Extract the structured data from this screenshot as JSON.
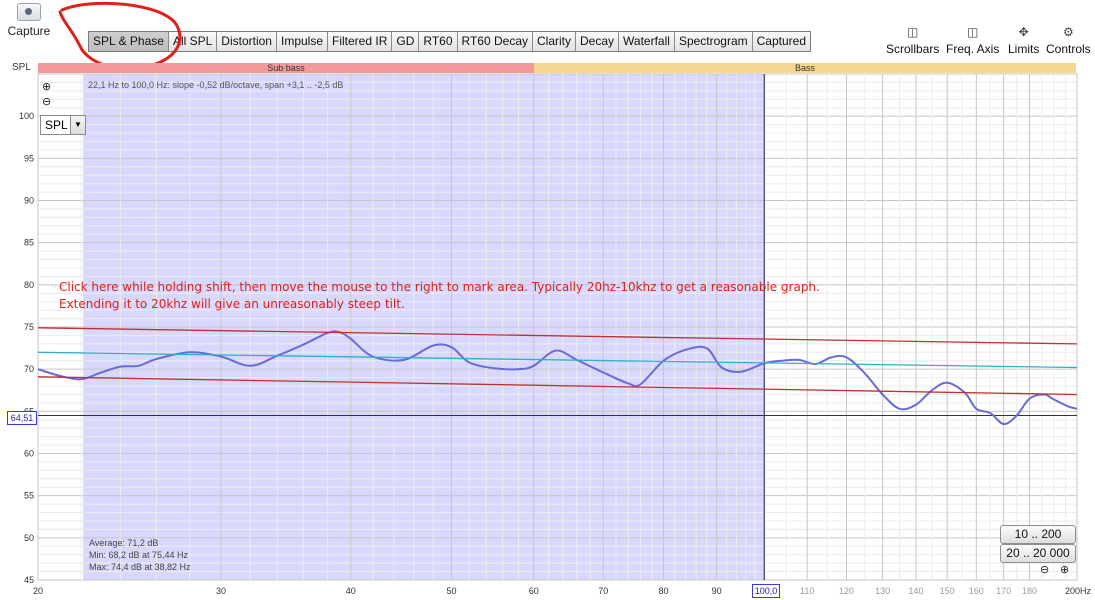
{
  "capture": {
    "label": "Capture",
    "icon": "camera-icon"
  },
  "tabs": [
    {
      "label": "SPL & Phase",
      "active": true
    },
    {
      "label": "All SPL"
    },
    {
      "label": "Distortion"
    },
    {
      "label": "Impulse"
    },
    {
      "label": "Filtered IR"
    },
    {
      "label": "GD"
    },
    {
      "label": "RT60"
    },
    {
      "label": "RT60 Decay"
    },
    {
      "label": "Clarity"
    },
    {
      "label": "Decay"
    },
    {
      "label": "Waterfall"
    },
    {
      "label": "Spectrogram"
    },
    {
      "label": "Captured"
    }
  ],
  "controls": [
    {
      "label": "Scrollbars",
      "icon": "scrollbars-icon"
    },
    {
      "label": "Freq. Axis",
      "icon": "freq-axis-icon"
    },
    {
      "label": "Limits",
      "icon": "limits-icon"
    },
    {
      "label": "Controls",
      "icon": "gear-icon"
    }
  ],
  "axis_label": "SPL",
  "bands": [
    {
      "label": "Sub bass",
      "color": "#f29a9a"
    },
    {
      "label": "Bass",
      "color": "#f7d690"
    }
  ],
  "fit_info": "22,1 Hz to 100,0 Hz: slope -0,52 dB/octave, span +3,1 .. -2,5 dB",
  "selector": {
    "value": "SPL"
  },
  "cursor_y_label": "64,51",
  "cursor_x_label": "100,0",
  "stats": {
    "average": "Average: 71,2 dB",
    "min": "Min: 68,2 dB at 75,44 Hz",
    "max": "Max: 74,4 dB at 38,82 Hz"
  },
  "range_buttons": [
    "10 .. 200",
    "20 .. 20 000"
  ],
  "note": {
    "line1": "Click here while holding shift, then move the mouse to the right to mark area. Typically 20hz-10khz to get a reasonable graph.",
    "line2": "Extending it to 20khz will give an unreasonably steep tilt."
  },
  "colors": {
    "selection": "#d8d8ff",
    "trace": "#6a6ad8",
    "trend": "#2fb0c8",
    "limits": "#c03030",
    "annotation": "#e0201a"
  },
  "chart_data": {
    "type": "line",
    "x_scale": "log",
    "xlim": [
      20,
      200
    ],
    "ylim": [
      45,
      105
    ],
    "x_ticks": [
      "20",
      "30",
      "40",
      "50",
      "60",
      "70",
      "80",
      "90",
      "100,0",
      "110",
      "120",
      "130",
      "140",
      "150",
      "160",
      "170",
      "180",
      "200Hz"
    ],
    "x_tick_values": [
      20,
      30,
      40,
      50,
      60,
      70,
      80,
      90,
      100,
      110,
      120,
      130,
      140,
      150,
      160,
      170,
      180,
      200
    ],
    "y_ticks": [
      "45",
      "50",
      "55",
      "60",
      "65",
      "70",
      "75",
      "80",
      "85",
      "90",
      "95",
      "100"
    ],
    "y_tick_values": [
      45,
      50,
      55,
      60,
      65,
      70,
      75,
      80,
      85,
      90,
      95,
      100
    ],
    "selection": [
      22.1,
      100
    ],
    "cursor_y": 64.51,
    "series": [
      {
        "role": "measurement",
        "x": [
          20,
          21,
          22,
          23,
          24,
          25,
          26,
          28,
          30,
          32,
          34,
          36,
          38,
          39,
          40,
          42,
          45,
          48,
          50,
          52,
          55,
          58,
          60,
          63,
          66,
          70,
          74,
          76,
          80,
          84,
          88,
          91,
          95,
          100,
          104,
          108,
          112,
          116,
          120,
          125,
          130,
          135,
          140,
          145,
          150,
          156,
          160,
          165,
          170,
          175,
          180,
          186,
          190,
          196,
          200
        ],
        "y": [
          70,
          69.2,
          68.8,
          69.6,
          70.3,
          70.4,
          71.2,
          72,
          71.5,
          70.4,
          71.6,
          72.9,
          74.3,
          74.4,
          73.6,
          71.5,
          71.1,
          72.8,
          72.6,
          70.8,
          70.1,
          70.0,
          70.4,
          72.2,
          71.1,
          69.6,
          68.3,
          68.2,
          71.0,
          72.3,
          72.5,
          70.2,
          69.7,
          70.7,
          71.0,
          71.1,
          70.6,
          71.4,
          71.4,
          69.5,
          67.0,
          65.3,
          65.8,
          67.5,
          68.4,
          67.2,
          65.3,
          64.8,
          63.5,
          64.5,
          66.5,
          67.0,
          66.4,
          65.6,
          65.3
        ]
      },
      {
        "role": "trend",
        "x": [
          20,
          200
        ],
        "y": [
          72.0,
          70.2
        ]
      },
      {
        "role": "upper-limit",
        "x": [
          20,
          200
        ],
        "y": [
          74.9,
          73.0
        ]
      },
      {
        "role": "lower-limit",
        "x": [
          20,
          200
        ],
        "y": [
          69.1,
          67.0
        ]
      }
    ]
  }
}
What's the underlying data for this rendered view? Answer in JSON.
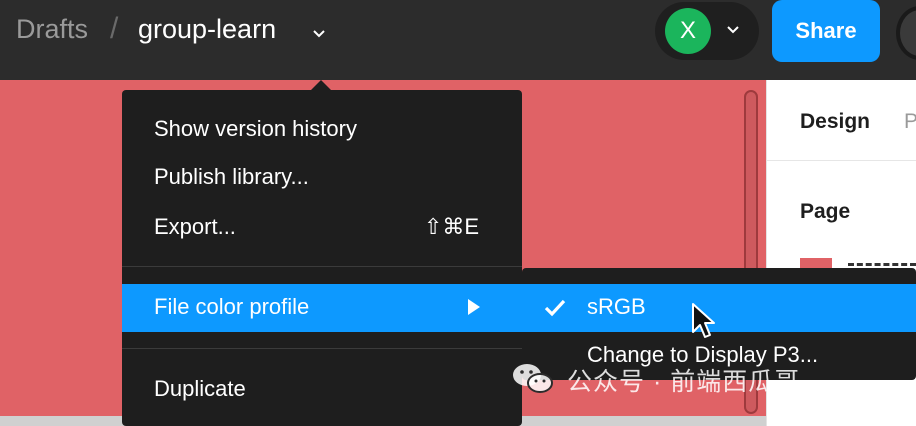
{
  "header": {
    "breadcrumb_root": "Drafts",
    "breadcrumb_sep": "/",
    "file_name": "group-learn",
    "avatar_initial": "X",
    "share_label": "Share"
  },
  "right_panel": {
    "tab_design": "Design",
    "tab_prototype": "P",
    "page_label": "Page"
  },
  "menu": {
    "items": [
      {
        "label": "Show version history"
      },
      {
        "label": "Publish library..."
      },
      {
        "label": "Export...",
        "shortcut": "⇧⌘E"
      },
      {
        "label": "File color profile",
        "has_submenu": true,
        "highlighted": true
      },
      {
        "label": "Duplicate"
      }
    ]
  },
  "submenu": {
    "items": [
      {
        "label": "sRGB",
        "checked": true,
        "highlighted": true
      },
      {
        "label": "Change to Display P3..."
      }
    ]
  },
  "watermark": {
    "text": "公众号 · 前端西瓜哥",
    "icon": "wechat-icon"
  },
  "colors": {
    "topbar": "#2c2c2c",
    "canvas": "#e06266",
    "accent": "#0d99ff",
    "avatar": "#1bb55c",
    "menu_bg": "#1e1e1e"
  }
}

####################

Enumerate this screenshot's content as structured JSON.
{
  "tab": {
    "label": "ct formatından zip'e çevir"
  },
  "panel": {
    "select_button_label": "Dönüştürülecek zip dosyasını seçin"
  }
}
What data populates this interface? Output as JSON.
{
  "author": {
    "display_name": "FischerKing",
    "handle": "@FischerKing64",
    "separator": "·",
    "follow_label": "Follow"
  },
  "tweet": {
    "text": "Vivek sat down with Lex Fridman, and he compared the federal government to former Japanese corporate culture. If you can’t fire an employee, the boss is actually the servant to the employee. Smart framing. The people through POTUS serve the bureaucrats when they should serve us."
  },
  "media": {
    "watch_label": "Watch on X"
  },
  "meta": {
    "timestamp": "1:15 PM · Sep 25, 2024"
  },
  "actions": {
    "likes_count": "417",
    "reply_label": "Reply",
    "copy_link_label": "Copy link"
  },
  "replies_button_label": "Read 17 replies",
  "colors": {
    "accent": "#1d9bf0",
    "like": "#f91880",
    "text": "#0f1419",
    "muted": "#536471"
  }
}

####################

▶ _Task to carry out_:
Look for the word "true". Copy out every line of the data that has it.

▶ _Answer to this problem_:
      "active": true
        "has_submenu": true,
        "highlighted": true
        "checked": true,
        "highlighted": true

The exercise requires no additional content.